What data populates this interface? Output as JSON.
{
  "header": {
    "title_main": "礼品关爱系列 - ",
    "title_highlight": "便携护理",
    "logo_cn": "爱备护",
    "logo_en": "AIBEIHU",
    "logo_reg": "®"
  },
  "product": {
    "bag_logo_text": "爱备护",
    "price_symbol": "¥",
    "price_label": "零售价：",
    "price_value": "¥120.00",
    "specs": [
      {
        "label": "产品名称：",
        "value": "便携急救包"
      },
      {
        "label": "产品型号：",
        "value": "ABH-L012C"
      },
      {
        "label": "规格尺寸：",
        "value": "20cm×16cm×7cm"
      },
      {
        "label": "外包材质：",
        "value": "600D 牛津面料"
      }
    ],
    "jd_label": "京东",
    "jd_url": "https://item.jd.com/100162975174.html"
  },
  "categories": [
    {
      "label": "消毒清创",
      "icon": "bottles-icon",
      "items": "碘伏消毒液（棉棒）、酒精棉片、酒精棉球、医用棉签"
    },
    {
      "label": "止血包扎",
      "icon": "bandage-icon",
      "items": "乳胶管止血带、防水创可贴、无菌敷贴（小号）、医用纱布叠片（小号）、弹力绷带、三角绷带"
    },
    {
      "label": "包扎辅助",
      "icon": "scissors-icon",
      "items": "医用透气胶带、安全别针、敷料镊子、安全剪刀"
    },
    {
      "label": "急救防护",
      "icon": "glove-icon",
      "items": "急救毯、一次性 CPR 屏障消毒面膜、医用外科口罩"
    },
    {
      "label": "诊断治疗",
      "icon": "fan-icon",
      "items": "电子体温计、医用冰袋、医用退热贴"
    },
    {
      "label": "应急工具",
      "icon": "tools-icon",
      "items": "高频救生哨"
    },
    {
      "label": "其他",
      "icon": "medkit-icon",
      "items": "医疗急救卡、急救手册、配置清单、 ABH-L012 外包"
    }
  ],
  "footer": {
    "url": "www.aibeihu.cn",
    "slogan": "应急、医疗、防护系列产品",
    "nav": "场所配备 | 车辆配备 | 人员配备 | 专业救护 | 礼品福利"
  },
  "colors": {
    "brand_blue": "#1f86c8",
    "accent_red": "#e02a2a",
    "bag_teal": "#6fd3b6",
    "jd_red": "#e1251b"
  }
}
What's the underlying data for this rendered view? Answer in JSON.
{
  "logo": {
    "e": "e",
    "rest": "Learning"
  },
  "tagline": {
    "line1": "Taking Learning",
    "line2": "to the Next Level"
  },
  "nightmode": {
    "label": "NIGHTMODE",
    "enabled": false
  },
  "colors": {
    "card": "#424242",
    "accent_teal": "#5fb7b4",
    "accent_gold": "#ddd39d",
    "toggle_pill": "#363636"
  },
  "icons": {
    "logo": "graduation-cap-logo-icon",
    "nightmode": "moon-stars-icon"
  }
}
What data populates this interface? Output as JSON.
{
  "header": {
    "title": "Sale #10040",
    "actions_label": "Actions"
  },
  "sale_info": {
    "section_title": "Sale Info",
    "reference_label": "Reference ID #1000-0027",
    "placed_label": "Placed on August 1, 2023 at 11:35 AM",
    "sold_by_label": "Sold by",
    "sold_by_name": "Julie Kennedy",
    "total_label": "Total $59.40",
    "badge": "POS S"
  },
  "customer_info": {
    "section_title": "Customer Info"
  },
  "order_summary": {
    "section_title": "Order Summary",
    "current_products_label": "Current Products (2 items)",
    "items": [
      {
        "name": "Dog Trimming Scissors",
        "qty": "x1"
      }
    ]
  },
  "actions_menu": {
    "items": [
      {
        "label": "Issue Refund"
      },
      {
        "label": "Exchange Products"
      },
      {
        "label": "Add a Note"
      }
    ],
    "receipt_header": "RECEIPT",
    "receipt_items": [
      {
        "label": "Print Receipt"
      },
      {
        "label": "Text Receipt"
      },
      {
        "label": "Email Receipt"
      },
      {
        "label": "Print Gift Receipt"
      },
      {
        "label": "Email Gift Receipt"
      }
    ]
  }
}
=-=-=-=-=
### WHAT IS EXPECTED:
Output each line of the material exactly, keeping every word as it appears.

### EXERCISE RESULT:
What data populates this interface? Output as JSON.
{
  "header": {
    "title_main": "礼品关爱系列 - ",
    "title_highlight": "便携护理",
    "logo_cn": "爱备护",
    "logo_en": "AIBEIHU",
    "logo_reg": "®"
  },
  "product": {
    "bag_logo_text": "爱备护",
    "price_symbol": "¥",
    "price_label": "零售价：",
    "price_value": "¥120.00",
    "specs": [
      {
        "label": "产品名称：",
        "value": "便携急救包"
      },
      {
        "label": "产品型号：",
        "value": "ABH-L012C"
      },
      {
        "label": "规格尺寸：",
        "value": "20cm×16cm×7cm"
      },
      {
        "label": "外包材质：",
        "value": "600D 牛津面料"
      }
    ],
    "jd_label": "京东",
    "jd_url": "https://item.jd.com/100162975174.html"
  },
  "categories": [
    {
      "label": "消毒清创",
      "icon": "bottles-icon",
      "items": "碘伏消毒液（棉棒）、酒精棉片、酒精棉球、医用棉签"
    },
    {
      "label": "止血包扎",
      "icon": "bandage-icon",
      "items": "乳胶管止血带、防水创可贴、无菌敷贴（小号）、医用纱布叠片（小号）、弹力绷带、三角绷带"
    },
    {
      "label": "包扎辅助",
      "icon": "scissors-icon",
      "items": "医用透气胶带、安全别针、敷料镊子、安全剪刀"
    },
    {
      "label": "急救防护",
      "icon": "glove-icon",
      "items": "急救毯、一次性 CPR 屏障消毒面膜、医用外科口罩"
    },
    {
      "label": "诊断治疗",
      "icon": "fan-icon",
      "items": "电子体温计、医用冰袋、医用退热贴"
    },
    {
      "label": "应急工具",
      "icon": "tools-icon",
      "items": "高频救生哨"
    },
    {
      "label": "其他",
      "icon": "medkit-icon",
      "items": "医疗急救卡、急救手册、配置清单、 ABH-L012 外包"
    }
  ],
  "footer": {
    "url": "www.aibeihu.cn",
    "slogan": "应急、医疗、防护系列产品",
    "nav": "场所配备 | 车辆配备 | 人员配备 | 专业救护 | 礼品福利"
  },
  "colors": {
    "brand_blue": "#1f86c8",
    "accent_red": "#e02a2a",
    "bag_teal": "#6fd3b6",
    "jd_red": "#e1251b"
  }
}
What's the underlying data for this rendered view? Answer in JSON.
{
  "logo": {
    "e": "e",
    "rest": "Learning"
  },
  "tagline": {
    "line1": "Taking Learning",
    "line2": "to the Next Level"
  },
  "nightmode": {
    "label": "NIGHTMODE",
    "enabled": false
  },
  "colors": {
    "card": "#424242",
    "accent_teal": "#5fb7b4",
    "accent_gold": "#ddd39d",
    "toggle_pill": "#363636"
  },
  "icons": {
    "logo": "graduation-cap-logo-icon",
    "nightmode": "moon-stars-icon"
  }
}
What data populates this interface? Output as JSON.
{
  "header": {
    "title": "Sale #10040",
    "actions_label": "Actions"
  },
  "sale_info": {
    "section_title": "Sale Info",
    "reference_label": "Reference ID #1000-0027",
    "placed_label": "Placed on August 1, 2023 at 11:35 AM",
    "sold_by_label": "Sold by",
    "sold_by_name": "Julie Kennedy",
    "total_label": "Total $59.40",
    "badge": "POS S"
  },
  "customer_info": {
    "section_title": "Customer Info"
  },
  "order_summary": {
    "section_title": "Order Summary",
    "current_products_label": "Current Products (2 items)",
    "items": [
      {
        "name": "Dog Trimming Scissors",
        "qty": "x1"
      }
    ]
  },
  "actions_menu": {
    "items": [
      {
        "label": "Issue Refund"
      },
      {
        "label": "Exchange Products"
      },
      {
        "label": "Add a Note"
      }
    ],
    "receipt_header": "RECEIPT",
    "receipt_items": [
      {
        "label": "Print Receipt"
      },
      {
        "label": "Text Receipt"
      },
      {
        "label": "Email Receipt"
      },
      {
        "label": "Print Gift Receipt"
      },
      {
        "label": "Email Gift Receipt"
      }
    ]
  }
}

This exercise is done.